◆ Problem to work on:
Going through the data below, copy out each line where the word "true" shows up.

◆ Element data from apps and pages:
Start of Block

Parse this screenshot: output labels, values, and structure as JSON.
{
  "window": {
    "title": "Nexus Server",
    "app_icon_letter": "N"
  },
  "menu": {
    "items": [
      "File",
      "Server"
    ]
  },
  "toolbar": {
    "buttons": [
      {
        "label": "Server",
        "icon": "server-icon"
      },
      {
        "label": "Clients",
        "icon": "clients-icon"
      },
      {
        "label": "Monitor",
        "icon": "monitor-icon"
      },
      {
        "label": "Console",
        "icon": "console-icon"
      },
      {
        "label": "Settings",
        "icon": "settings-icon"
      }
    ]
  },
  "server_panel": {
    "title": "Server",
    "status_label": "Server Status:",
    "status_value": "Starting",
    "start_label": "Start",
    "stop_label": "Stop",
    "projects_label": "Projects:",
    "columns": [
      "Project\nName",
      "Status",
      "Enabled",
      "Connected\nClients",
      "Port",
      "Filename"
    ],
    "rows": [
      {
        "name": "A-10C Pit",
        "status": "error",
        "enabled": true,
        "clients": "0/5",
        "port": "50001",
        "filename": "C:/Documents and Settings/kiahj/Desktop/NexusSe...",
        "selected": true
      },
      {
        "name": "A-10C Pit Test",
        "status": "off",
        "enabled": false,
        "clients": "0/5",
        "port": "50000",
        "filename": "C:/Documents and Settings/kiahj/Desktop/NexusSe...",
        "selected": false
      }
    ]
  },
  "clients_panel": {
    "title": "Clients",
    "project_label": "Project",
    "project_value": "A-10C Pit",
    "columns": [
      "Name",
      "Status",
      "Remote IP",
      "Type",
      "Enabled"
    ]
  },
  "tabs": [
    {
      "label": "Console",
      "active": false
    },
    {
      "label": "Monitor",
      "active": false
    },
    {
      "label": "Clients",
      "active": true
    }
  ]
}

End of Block
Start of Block

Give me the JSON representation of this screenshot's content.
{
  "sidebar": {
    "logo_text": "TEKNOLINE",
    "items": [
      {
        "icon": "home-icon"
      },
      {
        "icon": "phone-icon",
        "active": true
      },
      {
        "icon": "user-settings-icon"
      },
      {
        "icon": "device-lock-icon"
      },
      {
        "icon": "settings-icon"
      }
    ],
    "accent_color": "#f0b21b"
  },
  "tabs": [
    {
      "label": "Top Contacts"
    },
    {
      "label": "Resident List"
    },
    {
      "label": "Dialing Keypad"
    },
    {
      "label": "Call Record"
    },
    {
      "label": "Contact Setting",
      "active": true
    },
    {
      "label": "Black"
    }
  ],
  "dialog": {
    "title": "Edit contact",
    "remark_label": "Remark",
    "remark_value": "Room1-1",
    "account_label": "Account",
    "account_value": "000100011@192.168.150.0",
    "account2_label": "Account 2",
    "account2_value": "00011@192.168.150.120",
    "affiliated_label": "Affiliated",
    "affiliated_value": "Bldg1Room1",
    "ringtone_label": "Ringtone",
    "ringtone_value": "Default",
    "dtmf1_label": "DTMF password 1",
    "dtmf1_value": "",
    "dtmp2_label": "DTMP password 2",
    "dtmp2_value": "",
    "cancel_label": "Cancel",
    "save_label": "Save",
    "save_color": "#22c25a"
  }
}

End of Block

◆ Exercise response:
        "enabled": true,
        "selected": true
      "active": true
        "active": true
      "active": true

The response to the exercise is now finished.